So what can we learn from K-Mart’s demise? If you’re starting a business, you must conduct upfront research to find your clear points of differentiation – what makes you UNIQUE in the marketplace? Why do customers should buy from you? The prospect’s unmet need your company will satisfy? Thats just the basic concept of value proposition you read in the books.
Once you have that strategy, you need to stick to it with a laser-focus.If you have an established business, your unique value proposition should be already well-understood – at least your customers understand it or you probably would not be in business! Still, you need to constantly check your strategy, adjust, re-invent yourself and defend your position, like Wal-Mart.
Many people get into business who think they can take on existing businesses and simply convince prospects they have a better product or service. They announce to the world, "We might not be first, but we're going to be better." That might be true, but if you're late, and you have to battle well-established competitors, bring a bundle of cash baby!
I'll ask all my readers a question here, was K-Mart really going to challenge a Wal-Mart that was rolling in cash? Never! A well-managed company is going to defend its market share ferociously until you are broke. So, once you have your niche, DOMINATE it.

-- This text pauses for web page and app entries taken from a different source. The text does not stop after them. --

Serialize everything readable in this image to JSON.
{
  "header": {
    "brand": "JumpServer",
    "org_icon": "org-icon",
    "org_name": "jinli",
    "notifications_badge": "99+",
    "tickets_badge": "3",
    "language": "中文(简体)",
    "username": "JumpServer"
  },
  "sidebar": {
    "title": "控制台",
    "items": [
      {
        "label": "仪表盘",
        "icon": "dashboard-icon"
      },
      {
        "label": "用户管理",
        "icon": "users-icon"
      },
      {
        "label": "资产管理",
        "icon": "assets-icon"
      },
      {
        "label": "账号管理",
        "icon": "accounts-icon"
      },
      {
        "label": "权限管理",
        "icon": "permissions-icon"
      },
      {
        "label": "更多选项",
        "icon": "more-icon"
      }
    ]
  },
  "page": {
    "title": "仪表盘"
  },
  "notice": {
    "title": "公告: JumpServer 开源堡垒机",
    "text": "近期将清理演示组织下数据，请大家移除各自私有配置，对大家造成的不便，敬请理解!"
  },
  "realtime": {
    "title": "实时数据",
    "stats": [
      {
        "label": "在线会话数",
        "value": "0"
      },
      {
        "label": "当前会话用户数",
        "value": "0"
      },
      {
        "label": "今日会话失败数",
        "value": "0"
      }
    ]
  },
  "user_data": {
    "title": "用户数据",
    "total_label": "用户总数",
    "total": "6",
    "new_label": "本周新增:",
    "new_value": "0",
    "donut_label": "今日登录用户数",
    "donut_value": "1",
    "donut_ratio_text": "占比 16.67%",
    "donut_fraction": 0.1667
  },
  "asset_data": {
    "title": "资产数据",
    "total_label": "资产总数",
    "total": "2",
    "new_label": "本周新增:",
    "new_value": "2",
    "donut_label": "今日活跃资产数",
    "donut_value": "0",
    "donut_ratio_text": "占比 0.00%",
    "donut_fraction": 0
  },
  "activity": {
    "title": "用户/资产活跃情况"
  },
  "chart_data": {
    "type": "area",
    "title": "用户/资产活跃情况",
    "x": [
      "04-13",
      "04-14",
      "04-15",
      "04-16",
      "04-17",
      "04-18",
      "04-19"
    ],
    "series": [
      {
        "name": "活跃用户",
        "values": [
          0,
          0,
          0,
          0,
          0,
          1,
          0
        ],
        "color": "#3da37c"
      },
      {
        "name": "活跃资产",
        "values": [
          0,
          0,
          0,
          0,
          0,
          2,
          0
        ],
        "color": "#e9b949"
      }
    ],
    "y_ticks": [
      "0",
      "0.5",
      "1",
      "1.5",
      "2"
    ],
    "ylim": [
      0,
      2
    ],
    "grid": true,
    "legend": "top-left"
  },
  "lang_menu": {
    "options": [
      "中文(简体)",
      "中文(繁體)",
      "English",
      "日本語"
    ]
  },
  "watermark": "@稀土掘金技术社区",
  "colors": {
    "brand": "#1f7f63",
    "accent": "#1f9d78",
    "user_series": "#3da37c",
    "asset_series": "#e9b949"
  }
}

Another pitfall is having a great value proposition but not being able to explain it simply. Can you explain what you sell and why you sell it in 30 seconds? Sometimes that can be excruciatingly difficult, especially if it's a new category or a new technology that requires education. The biggest marketing successes come with simple, but powerful explanations of the product offering.
Here was Wal-Mart’s value proposition: "Everyday low prices. Always." Compare it to K-Mart’s: "Home of the blue light special." Wal-Mart had a clear point of differentiation and could tell the story in four words, and later ONE word, "Always."
This economic recession is an excellent time to re-evaluate the relevance of your value proposition. Your customer needs are probably changing. Make sure you are innovating to stay aligned with the new unmet needs that are being created all the time.